# [Data about app and page elements]
☆ ☆ ☆

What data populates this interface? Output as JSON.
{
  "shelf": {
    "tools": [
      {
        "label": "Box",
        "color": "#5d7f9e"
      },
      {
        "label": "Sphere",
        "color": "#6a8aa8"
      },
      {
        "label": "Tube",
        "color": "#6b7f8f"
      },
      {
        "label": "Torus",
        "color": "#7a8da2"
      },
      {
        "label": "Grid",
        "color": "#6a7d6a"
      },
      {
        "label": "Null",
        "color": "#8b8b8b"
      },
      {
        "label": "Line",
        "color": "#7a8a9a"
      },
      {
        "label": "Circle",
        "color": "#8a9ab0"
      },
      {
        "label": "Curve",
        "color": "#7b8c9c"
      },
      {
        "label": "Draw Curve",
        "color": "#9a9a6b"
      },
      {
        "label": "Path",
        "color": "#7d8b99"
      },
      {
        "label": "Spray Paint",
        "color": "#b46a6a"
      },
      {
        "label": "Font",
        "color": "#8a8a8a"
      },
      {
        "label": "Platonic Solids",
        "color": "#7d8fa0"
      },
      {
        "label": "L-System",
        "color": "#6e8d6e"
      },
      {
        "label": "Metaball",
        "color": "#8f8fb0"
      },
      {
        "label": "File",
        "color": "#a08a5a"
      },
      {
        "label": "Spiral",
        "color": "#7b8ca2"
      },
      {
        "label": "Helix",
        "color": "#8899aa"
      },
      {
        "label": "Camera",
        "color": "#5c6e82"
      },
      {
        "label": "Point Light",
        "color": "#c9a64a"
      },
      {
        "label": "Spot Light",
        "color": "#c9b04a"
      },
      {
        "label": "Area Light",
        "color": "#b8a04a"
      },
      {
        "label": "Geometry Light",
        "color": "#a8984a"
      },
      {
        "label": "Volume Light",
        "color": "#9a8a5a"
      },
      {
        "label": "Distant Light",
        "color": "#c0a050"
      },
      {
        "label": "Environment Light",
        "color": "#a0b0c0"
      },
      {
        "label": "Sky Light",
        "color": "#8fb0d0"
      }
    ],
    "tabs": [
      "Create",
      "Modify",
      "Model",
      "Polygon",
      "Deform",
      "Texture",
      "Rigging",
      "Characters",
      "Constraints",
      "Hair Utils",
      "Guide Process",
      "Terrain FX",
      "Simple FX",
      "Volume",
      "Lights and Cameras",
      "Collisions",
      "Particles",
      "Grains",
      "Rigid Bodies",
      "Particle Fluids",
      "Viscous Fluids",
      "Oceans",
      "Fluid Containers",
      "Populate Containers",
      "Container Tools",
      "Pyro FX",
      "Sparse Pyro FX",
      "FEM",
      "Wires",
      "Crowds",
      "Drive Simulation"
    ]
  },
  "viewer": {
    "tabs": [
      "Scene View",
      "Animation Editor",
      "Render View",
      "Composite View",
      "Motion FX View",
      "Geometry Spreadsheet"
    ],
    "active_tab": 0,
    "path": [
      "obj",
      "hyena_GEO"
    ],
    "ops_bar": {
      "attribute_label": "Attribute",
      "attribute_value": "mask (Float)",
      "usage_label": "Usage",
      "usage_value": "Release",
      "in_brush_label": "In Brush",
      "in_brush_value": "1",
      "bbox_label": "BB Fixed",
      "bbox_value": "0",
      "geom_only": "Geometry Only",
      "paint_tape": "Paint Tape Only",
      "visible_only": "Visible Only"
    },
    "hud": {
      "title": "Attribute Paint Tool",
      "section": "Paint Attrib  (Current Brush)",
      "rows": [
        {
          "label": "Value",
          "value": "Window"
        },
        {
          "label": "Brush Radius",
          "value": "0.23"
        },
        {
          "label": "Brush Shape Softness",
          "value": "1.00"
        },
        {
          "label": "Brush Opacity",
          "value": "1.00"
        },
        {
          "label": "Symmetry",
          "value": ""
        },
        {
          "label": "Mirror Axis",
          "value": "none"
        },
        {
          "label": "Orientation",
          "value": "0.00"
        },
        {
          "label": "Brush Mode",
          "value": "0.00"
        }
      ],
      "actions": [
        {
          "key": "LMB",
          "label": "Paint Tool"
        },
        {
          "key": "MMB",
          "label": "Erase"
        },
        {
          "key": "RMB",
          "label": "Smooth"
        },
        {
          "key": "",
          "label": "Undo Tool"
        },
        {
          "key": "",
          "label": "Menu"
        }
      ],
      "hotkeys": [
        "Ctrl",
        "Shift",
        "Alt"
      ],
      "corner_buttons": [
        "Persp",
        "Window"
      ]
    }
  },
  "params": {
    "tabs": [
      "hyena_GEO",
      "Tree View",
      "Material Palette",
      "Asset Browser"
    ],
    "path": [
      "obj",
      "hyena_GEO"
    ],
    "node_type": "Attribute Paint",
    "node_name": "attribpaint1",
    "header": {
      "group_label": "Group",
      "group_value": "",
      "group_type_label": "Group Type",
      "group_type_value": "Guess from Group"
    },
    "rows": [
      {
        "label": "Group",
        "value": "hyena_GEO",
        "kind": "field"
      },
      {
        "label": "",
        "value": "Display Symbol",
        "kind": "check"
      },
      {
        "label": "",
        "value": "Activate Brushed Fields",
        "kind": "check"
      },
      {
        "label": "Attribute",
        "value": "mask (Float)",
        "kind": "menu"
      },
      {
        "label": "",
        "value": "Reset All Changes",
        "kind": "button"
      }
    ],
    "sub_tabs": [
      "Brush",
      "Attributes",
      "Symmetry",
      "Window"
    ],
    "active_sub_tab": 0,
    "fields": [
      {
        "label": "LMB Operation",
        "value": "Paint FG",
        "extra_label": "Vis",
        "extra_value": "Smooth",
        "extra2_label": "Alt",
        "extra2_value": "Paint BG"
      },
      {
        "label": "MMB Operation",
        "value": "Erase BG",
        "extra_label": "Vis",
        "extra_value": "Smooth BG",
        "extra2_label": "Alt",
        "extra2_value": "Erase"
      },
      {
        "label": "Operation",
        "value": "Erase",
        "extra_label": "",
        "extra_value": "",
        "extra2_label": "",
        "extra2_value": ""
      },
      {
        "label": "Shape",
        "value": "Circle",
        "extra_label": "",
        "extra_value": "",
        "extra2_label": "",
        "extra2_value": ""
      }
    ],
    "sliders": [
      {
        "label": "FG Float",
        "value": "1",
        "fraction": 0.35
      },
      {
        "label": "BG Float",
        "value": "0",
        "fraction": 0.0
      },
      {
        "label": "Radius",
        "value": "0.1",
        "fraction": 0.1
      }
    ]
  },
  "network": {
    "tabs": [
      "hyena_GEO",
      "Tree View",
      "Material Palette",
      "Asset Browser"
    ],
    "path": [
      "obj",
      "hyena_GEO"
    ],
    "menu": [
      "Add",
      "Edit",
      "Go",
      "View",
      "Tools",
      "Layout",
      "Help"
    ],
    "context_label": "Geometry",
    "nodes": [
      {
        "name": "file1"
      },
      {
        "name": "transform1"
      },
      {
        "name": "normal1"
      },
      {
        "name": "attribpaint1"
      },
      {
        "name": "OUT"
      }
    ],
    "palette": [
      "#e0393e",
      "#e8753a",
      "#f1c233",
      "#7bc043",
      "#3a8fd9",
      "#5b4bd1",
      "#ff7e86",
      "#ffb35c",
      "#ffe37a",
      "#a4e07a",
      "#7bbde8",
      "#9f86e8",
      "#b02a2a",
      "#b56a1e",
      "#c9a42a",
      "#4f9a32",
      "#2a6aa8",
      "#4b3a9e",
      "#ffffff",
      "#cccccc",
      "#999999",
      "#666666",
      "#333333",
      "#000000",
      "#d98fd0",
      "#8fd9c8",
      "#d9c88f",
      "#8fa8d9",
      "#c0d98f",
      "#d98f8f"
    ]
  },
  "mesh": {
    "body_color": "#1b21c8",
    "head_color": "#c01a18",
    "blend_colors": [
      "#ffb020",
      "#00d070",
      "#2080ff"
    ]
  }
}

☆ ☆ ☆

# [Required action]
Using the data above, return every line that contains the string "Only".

# [Output for this exercise]
      "geom_only": "Geometry Only",
      "paint_tape": "Paint Tape Only",
      "visible_only": "Visible Only"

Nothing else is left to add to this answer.